**Task goal:** Search the data for the string "Lechter" and copy each line in which it appears.

**Recorded data:**
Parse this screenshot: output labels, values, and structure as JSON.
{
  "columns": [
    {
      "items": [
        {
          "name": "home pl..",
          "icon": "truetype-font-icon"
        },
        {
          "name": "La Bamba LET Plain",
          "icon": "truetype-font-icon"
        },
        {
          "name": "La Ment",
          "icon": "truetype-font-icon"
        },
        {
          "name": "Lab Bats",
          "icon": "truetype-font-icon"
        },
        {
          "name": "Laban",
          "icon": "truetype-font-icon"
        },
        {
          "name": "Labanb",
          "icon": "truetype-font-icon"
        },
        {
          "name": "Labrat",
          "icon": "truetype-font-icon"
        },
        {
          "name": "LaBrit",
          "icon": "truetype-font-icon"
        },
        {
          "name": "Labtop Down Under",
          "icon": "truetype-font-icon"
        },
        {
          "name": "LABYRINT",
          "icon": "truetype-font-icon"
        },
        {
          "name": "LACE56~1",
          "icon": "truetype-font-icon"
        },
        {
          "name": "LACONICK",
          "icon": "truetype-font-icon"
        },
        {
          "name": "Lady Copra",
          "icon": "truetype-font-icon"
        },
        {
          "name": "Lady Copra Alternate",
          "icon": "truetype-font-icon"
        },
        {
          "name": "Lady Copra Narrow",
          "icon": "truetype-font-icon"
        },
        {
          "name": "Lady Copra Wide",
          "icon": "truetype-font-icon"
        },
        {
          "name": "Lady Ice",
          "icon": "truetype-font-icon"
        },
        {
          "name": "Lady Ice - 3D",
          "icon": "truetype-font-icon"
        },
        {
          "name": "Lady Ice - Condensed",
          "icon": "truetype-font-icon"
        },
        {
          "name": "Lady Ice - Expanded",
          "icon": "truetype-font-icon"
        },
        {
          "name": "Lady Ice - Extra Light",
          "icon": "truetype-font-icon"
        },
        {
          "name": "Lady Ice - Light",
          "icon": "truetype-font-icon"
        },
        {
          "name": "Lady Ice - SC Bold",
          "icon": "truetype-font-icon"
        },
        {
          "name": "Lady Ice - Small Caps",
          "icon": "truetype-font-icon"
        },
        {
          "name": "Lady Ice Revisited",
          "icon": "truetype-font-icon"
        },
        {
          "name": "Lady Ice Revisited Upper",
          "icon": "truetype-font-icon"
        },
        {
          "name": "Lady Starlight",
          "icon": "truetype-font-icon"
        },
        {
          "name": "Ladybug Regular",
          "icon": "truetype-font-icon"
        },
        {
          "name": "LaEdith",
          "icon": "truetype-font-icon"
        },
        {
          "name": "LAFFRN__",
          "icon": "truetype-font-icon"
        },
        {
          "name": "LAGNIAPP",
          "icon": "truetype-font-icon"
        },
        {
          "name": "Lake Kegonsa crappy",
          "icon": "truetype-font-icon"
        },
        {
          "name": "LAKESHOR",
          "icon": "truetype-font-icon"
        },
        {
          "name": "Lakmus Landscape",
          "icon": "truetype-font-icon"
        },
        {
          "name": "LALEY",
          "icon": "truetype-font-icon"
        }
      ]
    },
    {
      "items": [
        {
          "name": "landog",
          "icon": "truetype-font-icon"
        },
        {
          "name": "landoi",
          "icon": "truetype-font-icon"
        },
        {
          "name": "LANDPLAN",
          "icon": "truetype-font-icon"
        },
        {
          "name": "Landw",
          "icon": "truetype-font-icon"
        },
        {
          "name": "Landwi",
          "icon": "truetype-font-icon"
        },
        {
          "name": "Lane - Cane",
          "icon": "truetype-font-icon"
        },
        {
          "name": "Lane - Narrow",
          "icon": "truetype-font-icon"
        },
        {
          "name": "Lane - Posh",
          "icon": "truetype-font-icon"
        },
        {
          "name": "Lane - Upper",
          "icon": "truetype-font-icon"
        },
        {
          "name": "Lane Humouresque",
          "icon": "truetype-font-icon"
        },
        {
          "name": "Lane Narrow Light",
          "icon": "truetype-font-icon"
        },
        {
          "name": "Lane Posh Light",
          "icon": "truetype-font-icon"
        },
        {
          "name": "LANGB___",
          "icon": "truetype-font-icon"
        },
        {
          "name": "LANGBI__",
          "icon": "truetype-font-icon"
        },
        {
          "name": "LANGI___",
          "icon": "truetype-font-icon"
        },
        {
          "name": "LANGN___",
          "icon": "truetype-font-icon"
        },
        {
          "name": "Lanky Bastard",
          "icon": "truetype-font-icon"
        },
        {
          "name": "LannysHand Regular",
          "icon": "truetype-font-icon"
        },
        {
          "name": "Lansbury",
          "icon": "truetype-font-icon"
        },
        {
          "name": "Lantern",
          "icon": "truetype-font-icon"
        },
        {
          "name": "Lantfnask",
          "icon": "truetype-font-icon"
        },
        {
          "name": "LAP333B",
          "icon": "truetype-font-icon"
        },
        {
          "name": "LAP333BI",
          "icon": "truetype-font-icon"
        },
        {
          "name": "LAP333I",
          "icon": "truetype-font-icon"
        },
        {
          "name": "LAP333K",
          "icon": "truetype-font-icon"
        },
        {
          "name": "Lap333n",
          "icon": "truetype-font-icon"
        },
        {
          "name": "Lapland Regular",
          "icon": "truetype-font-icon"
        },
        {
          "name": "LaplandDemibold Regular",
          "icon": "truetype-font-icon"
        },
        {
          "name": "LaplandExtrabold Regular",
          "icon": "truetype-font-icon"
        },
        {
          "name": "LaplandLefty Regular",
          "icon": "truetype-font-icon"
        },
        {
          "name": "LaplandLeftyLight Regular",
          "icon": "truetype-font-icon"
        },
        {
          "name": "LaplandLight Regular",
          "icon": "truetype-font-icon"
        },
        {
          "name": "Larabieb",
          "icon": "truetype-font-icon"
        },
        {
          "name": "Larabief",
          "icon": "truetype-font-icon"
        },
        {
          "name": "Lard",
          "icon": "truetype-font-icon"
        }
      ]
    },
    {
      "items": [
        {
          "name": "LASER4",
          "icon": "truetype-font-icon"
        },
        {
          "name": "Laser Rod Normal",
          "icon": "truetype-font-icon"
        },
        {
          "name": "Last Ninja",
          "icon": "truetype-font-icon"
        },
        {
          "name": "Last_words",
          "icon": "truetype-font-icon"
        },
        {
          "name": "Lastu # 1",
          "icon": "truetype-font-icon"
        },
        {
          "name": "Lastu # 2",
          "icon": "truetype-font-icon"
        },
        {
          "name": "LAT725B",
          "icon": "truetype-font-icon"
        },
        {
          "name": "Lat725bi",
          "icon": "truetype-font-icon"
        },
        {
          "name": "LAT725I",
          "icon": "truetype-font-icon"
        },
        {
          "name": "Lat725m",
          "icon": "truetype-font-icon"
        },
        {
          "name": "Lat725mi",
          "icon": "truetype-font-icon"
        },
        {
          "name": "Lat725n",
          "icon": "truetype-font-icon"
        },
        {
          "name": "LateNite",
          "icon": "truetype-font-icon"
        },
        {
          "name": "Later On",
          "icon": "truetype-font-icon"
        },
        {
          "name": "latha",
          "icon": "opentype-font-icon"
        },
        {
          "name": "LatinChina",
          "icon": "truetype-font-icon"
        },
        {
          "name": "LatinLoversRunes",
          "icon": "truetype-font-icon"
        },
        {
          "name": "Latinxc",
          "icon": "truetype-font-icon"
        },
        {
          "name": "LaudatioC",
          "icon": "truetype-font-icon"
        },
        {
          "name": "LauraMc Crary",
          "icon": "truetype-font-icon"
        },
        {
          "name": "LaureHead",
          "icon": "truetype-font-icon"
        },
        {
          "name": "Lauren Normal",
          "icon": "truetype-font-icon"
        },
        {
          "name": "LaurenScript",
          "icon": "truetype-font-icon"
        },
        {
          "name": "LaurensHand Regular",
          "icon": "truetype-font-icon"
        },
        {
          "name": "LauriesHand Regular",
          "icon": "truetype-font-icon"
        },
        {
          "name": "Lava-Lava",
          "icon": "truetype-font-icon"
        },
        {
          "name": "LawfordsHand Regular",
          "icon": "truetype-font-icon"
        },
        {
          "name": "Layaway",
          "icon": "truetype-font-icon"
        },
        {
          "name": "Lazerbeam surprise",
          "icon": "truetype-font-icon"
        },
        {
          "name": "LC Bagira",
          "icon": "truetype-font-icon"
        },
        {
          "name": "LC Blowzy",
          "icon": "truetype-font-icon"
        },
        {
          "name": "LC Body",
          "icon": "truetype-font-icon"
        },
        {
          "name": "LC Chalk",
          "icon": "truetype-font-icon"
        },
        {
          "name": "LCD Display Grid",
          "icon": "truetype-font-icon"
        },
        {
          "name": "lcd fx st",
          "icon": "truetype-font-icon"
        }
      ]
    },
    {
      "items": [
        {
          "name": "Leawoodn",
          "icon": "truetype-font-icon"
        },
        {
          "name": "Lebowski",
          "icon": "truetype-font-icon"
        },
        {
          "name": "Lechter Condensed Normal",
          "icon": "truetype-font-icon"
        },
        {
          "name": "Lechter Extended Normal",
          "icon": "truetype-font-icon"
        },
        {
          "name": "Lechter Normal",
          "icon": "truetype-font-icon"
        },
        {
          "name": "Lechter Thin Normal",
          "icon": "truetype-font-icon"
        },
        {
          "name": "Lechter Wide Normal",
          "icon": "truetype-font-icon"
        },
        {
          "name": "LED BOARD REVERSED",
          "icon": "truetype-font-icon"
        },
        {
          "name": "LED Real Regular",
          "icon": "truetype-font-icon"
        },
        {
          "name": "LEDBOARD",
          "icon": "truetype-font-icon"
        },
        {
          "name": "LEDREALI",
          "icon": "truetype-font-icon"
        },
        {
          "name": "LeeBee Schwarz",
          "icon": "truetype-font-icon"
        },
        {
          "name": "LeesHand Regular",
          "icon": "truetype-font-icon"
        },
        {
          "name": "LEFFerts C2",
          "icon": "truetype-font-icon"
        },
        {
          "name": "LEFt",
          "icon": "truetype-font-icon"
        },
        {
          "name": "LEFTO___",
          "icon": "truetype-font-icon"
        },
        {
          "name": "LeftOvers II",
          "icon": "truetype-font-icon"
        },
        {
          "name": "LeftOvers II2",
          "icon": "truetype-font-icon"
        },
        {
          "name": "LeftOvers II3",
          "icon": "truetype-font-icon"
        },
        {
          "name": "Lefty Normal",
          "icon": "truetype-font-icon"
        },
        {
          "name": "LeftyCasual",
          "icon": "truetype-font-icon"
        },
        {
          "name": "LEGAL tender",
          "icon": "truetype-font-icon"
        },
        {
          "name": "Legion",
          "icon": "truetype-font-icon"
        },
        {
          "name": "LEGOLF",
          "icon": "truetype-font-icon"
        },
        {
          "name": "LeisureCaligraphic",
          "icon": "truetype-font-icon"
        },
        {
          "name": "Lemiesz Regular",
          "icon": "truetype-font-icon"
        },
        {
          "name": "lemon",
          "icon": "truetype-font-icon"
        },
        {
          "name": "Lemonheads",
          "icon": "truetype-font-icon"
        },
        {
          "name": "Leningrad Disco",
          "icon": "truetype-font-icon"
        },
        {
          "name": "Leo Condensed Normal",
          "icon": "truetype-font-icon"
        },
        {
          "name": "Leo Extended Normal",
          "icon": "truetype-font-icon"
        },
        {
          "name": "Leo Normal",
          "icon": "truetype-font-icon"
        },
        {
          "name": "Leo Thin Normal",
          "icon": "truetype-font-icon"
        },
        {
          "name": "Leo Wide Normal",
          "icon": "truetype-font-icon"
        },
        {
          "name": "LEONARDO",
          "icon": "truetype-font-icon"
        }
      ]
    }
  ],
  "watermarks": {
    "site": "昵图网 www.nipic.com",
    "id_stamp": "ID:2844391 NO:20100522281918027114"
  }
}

**Answer section:**
          "name": "Lechter Condensed Normal",
          "name": "Lechter Extended Normal",
          "name": "Lechter Normal",
          "name": "Lechter Thin Normal",
          "name": "Lechter Wide Normal",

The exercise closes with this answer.